DESCRIPTION OF THE TASK: Your output should be an exact copy of the records, with no pictures in it.

[[ DATA IN THIS EXERCISE open ]]

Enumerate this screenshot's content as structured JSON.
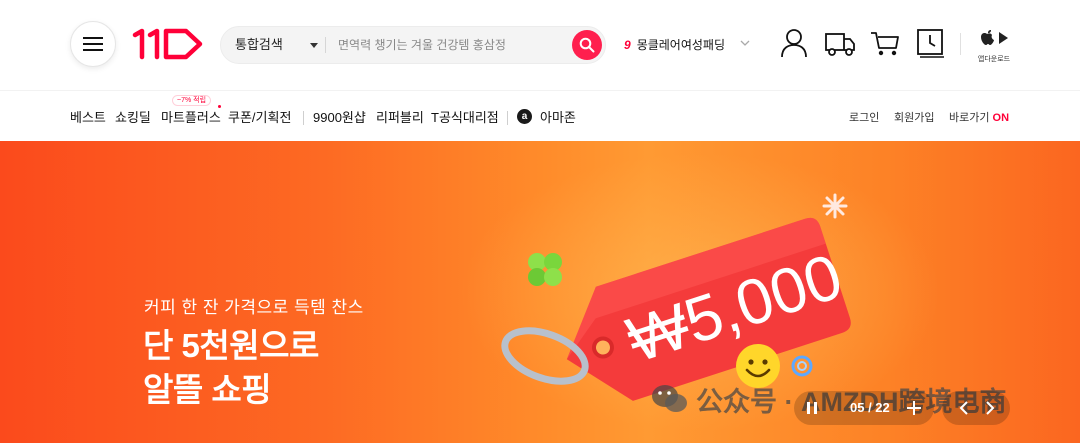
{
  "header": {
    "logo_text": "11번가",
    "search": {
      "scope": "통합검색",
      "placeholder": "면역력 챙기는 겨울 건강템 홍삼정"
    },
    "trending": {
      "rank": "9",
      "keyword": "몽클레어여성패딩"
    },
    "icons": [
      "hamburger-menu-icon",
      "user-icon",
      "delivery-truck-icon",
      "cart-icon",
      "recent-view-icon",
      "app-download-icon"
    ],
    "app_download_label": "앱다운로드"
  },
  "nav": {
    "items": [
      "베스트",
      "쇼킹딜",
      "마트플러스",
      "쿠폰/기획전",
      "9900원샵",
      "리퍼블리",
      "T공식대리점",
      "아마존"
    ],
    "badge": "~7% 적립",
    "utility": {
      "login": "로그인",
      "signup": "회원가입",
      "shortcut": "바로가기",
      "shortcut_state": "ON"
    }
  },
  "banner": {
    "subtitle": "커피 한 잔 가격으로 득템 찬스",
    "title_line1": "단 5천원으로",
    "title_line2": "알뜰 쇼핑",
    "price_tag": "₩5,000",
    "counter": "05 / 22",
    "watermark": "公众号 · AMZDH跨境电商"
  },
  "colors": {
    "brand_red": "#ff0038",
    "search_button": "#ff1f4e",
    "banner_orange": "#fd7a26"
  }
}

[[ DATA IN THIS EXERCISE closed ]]

SOLVED PROBLEM:
Enumerate this screenshot's content as structured JSON.
{
  "header": {
    "logo_text": "11번가",
    "search": {
      "scope": "통합검색",
      "placeholder": "면역력 챙기는 겨울 건강템 홍삼정"
    },
    "trending": {
      "rank": "9",
      "keyword": "몽클레어여성패딩"
    },
    "icons": [
      "hamburger-menu-icon",
      "user-icon",
      "delivery-truck-icon",
      "cart-icon",
      "recent-view-icon",
      "app-download-icon"
    ],
    "app_download_label": "앱다운로드"
  },
  "nav": {
    "items": [
      "베스트",
      "쇼킹딜",
      "마트플러스",
      "쿠폰/기획전",
      "9900원샵",
      "리퍼블리",
      "T공식대리점",
      "아마존"
    ],
    "badge": "~7% 적립",
    "utility": {
      "login": "로그인",
      "signup": "회원가입",
      "shortcut": "바로가기",
      "shortcut_state": "ON"
    }
  },
  "banner": {
    "subtitle": "커피 한 잔 가격으로 득템 찬스",
    "title_line1": "단 5천원으로",
    "title_line2": "알뜰 쇼핑",
    "price_tag": "₩5,000",
    "counter": "05 / 22",
    "watermark": "公众号 · AMZDH跨境电商"
  },
  "colors": {
    "brand_red": "#ff0038",
    "search_button": "#ff1f4e",
    "banner_orange": "#fd7a26"
  }
}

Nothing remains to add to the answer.